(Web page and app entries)
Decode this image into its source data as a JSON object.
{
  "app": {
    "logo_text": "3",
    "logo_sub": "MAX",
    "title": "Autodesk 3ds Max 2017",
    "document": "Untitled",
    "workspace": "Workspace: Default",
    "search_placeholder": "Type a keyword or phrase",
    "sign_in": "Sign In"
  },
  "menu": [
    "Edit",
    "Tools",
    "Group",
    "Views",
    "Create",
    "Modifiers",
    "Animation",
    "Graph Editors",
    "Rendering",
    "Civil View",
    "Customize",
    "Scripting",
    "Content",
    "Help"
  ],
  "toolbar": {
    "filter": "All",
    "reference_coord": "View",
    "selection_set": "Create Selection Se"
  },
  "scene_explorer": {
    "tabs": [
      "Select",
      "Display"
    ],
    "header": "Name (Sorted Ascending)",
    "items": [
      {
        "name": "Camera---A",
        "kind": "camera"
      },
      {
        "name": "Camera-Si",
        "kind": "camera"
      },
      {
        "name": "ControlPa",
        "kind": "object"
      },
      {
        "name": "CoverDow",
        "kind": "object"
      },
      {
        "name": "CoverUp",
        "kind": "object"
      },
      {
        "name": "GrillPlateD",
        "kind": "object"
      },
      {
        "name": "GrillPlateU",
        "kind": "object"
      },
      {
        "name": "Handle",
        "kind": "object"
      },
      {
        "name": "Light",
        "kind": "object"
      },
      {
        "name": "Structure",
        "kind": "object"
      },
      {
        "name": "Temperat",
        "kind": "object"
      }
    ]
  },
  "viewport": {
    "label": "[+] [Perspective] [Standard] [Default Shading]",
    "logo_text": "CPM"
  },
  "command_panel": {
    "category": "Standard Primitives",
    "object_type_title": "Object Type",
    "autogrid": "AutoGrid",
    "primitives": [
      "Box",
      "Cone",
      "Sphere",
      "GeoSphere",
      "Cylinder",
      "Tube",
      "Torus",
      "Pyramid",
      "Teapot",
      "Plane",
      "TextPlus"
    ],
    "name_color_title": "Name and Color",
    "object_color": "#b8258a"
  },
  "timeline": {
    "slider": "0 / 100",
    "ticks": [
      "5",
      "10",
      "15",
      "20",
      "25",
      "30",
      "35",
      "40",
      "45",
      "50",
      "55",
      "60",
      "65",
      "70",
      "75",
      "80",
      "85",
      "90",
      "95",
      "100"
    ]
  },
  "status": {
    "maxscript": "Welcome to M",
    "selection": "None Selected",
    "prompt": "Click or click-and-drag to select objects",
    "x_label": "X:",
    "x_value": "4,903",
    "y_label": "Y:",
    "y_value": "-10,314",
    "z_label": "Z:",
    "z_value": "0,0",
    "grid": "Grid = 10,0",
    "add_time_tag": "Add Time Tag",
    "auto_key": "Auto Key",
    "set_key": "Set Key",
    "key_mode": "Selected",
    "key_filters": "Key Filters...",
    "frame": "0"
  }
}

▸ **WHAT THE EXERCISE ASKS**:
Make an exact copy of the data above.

▸ **OUTPUT FOR THIS EXERCISE**:
Decode this image into its source data as a JSON object.
{
  "app": {
    "logo_text": "3",
    "logo_sub": "MAX",
    "title": "Autodesk 3ds Max 2017",
    "document": "Untitled",
    "workspace": "Workspace: Default",
    "search_placeholder": "Type a keyword or phrase",
    "sign_in": "Sign In"
  },
  "menu": [
    "Edit",
    "Tools",
    "Group",
    "Views",
    "Create",
    "Modifiers",
    "Animation",
    "Graph Editors",
    "Rendering",
    "Civil View",
    "Customize",
    "Scripting",
    "Content",
    "Help"
  ],
  "toolbar": {
    "filter": "All",
    "reference_coord": "View",
    "selection_set": "Create Selection Se"
  },
  "scene_explorer": {
    "tabs": [
      "Select",
      "Display"
    ],
    "header": "Name (Sorted Ascending)",
    "items": [
      {
        "name": "Camera---A",
        "kind": "camera"
      },
      {
        "name": "Camera-Si",
        "kind": "camera"
      },
      {
        "name": "ControlPa",
        "kind": "object"
      },
      {
        "name": "CoverDow",
        "kind": "object"
      },
      {
        "name": "CoverUp",
        "kind": "object"
      },
      {
        "name": "GrillPlateD",
        "kind": "object"
      },
      {
        "name": "GrillPlateU",
        "kind": "object"
      },
      {
        "name": "Handle",
        "kind": "object"
      },
      {
        "name": "Light",
        "kind": "object"
      },
      {
        "name": "Structure",
        "kind": "object"
      },
      {
        "name": "Temperat",
        "kind": "object"
      }
    ]
  },
  "viewport": {
    "label": "[+] [Perspective] [Standard] [Default Shading]",
    "logo_text": "CPM"
  },
  "command_panel": {
    "category": "Standard Primitives",
    "object_type_title": "Object Type",
    "autogrid": "AutoGrid",
    "primitives": [
      "Box",
      "Cone",
      "Sphere",
      "GeoSphere",
      "Cylinder",
      "Tube",
      "Torus",
      "Pyramid",
      "Teapot",
      "Plane",
      "TextPlus"
    ],
    "name_color_title": "Name and Color",
    "object_color": "#b8258a"
  },
  "timeline": {
    "slider": "0 / 100",
    "ticks": [
      "5",
      "10",
      "15",
      "20",
      "25",
      "30",
      "35",
      "40",
      "45",
      "50",
      "55",
      "60",
      "65",
      "70",
      "75",
      "80",
      "85",
      "90",
      "95",
      "100"
    ]
  },
  "status": {
    "maxscript": "Welcome to M",
    "selection": "None Selected",
    "prompt": "Click or click-and-drag to select objects",
    "x_label": "X:",
    "x_value": "4,903",
    "y_label": "Y:",
    "y_value": "-10,314",
    "z_label": "Z:",
    "z_value": "0,0",
    "grid": "Grid = 10,0",
    "add_time_tag": "Add Time Tag",
    "auto_key": "Auto Key",
    "set_key": "Set Key",
    "key_mode": "Selected",
    "key_filters": "Key Filters...",
    "frame": "0"
  }
}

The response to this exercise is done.